These aren’t criticisms, just observations, and ones that cement the point. This is a jack-of-all-trades bike, and where gravel is concerned that’s only a good thing. Want to bikepack to Scotland then race Grinduro? The Assassin will oblige. Want to keep up with the chaingang? You might need different tyres but the Assassin can do it.

The greatest gift of gravel is variety, and to take advantage you need utility and versatility, which the Assassin has in spades. Plus it delivers on the thrills too.

Photography: Patrik Lundin

Pick of the kit


Sportful Evo jersey, £110, Sportful Fiandre bibshorts, £115

I’ve long been a fan of Sportful for its no-nonsense approach, and this latest offering doesn’t disappoint. The Evo jersey is light, breathable, has a racy cut and has pockets that don’t sag, and I’m a particular fan of the ‘raw cut’ sleeves (ie, no hem).

The Fiandre bibshorts have been around for a while now, and in this ‘light’ guise they lose the thicker brushed lining of their NoRain Fiandre sisters but retain the windproof and water-resistant status. The short’s cuffs are also raw cut and use neat silicone grippers to keep them in place.

• Buy the Sportful Fiandre Light bibshorts from SigmaSports


Go road

If classic road is more your thing, FiftyOne makes road bikes to measure from its workshop in Dublin. Framesets start from £6,500, and are available in rim and disc.

Stand out

The Assassin is available in two stock finishes, but for an upcharge starting from £600 (based on complexity), FiftyOne offers custom finishing, such as on this Rothmans Racing-inspired road bike.


Frame FiftyOne Assassin
Groupset   Campagnolo Ekar
Brakes Campagnolo Ekar
Chainset Campagnolo Ekar
Cassette Campagnolo Ekar
Bars Enve Gravel
Stem Enve Road Carbon
Seatpost Enve Road Carbon
Saddle WTB SL8 saddle
Wheels Campagnolo Shamal Carbon Disc, WTB Riddler 700c × 45mm tyres 
Weight 8.91kg

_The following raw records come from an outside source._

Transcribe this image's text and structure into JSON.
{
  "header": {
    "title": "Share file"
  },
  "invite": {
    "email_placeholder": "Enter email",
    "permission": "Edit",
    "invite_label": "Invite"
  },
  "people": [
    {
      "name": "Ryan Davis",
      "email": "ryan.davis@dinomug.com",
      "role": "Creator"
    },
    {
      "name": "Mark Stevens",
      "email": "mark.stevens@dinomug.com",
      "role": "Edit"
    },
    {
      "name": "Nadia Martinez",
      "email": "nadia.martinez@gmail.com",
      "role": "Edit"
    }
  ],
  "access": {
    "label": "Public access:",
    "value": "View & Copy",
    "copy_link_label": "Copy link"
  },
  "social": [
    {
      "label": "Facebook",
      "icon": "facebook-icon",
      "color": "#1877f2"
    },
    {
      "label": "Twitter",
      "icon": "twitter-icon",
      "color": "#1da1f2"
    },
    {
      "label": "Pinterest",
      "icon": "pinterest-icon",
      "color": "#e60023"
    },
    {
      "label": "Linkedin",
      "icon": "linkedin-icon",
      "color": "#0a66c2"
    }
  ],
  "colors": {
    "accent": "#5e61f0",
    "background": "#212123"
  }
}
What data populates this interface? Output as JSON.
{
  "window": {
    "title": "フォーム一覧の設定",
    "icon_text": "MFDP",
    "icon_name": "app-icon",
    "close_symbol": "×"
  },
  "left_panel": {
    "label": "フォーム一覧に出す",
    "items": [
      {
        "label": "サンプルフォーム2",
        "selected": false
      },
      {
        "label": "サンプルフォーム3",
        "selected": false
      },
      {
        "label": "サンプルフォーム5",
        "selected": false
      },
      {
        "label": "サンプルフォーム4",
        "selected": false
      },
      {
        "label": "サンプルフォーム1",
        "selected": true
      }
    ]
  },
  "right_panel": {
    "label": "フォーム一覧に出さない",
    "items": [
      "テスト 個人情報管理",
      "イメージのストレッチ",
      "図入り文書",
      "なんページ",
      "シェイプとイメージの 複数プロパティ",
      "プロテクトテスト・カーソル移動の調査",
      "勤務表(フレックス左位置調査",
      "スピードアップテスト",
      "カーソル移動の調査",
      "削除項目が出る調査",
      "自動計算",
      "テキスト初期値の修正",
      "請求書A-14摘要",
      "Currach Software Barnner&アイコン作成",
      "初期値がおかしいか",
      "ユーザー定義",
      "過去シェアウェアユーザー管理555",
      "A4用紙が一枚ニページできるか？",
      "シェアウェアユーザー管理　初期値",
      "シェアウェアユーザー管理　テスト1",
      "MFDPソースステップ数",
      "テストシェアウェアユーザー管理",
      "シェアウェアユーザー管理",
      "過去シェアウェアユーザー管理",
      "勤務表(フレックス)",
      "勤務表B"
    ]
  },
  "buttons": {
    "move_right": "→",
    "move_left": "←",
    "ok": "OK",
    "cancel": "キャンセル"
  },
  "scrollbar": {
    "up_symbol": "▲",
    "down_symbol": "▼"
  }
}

All reviews are fully independent and no payments have been made by companies featured in reviews

£3,299 (frameset)